Shared Parental Leave & Pay
Statutory Maternity Leave (SML) and Statutory Maternity Pay (SMP) has existed for mothers since the 1980s and seeks to help the expectant mother to stop work before and after the birth of her baby in the interests of her own and the baby’s health.
Since their introduction, both leave and pay have been subject to adjustment, expansion and challenge through the courts. Similarly. both have also experienced the introduction of further legislative leave and pay regimes that look to provide similar support to the partner of the mother in receipt of maternity leave.
For births with a due or matching date of 5 April 2015 a new Statutory leave and payment regime will be available to a mother and her partner or to primary adopters and their partner (secondary adopters) in the form of Shared Parental Leave (SPL) and Shared Parental Pay (ShPP).
Ordinary Statutory Paternity Pay will be renamed Statutory Paternity Pay and Additional Paternity Leave and pay is to be abolished, but will continue to exist where the expected due date is on or before the week ending 4 April 2015.
SPL will, for the first time, allow working couples who share the care of their child, either in a birth or adoption situation, to share any remaining maternity or adoption leave. This will also include, if eligible, the right to share maternity (SMP) or adoption pay (SAP), in the event that the mother or primary adopter, chooses to end their leave early and return to work.
In maternity leave situations, the mother must take a minimum of two weeks (four if she works in a factory) compulsory leave, but in order to create entitlement to SPL and/or ShPP, the mother has to curtail her maternity leave period and pay.
A mother can return to work (thus ending her maternity or adoption leave) and then give notice telling her employer when she wants the leave and wants her pay period to end or, whilst still taking maternity leave and/or SMP (or adoption leave and SAP), a mother can give notice that she will end her maternity leave and/or SMP or Maternity Allowance on a future date.
ShPP is paid at either the standard weekly rate (currently £138.18 rising to £139.58 for the year 2015-16) or 90 per cent of the AWE whichever is lower however, unlike SMP and SAP (from 5 April 2015) there is no enhanced earnings rate payable for the first six weeks, even where leave and pay is curtailed before the enhancement is taken.

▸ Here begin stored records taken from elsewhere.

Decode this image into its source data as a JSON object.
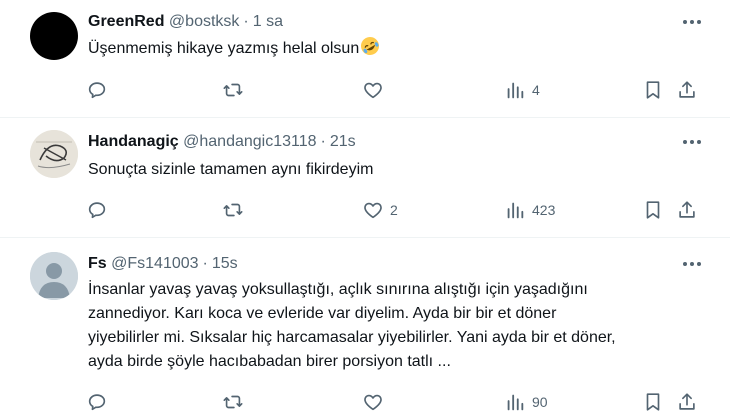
{
  "tweets": [
    {
      "name": "GreenRed",
      "handle": "@bostksk",
      "separator": "·",
      "time": "1 sa",
      "text": "Üşenmemiş hikaye yazmış helal olsun",
      "emoji": "rolling-on-floor-laughing-emoji",
      "reply_count": "",
      "retweet_count": "",
      "like_count": "",
      "view_count": "4"
    },
    {
      "name": "Handanagiç",
      "handle": "@handangic13118",
      "separator": "·",
      "time": "21s",
      "text": "Sonuçta sizinle tamamen aynı fikirdeyim",
      "reply_count": "",
      "retweet_count": "",
      "like_count": "2",
      "view_count": "423"
    },
    {
      "name": "Fs",
      "handle": "@Fs141003",
      "separator": "·",
      "time": "15s",
      "text": "İnsanlar yavaş yavaş yoksullaştığı, açlık sınırına alıştığı için yaşadığını\nzannediyor. Karı koca ve evleride var diyelim. Ayda bir bir et döner\nyiyebilirler mi. Sıksalar hiç harcamasalar yiyebilirler. Yani ayda bir et döner,\nayda birde şöyle hacıbabadan birer porsiyon tatlı ...",
      "reply_count": "",
      "retweet_count": "",
      "like_count": "",
      "view_count": "90"
    }
  ],
  "colors": {
    "text": "#0f1419",
    "secondary": "#536471",
    "divider": "#eff3f4"
  },
  "icons": [
    "more-icon",
    "reply-icon",
    "retweet-icon",
    "like-icon",
    "views-icon",
    "bookmark-icon",
    "share-icon"
  ]
}
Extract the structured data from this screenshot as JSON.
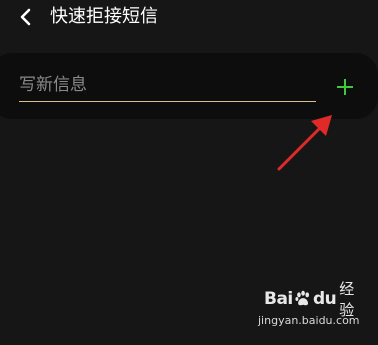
{
  "header": {
    "back_icon": "chevron-left-icon",
    "title": "快速拒接短信"
  },
  "compose": {
    "placeholder": "写新信息",
    "value": "",
    "add_icon": "plus-icon",
    "underline_color": "#d6c08a",
    "add_color": "#3ec83e"
  },
  "annotation": {
    "arrow_color": "#e02a2a",
    "arrow_icon": "red-arrow-pointer"
  },
  "watermark": {
    "brand_part1": "Bai",
    "brand_part2": "du",
    "product": "经验",
    "url": "jingyan.baidu.com"
  },
  "colors": {
    "background": "#161616",
    "card": "#0d0d0d",
    "text": "#ffffff"
  }
}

Early births can happen, so be aware that there is the potential, as there always is with changes such as these, for the first cases to arise from February or March if the baby arrives early.

Employer NIC and the under 21s
In recent years there has been a desire from government, whatever political persuasion, for businesses to grow and this latest new initiative aims to encourage that growth by removing the cost of employer NICs on earnings up to £815 per week where an employee is under the age of 21.
From the 6 April 2015 the rate of employer Class 1 secondary NICs for employees under the age of 21 will be 0 per cent up to the new ‘Upper Secondary Threshold’ (UST). Secondary NICs will however continue to be payable on all earnings above this threshold. There will be no change to the basic rules and calculations of National Insurance.
NIC for employees who are aged 16 or over and under the age of 21 will be administered by using any one of seven new NI category letters and this new initiative provides a timely prompt to ensure that employers hold the correct date of birth for employees.
Three new subjects have been covered, all of which may or may not impact directly on payroll processes in the coming year, but all of which need to be familiarised with if you are responsible for administering the payroll in your educational establishment. If you haven’t already done so, take the opportunity now to ensure that you have established procedures that enable you to remain up to date with changes, because, as we established at the outset of this article – the one constant in payroll is change.

Further information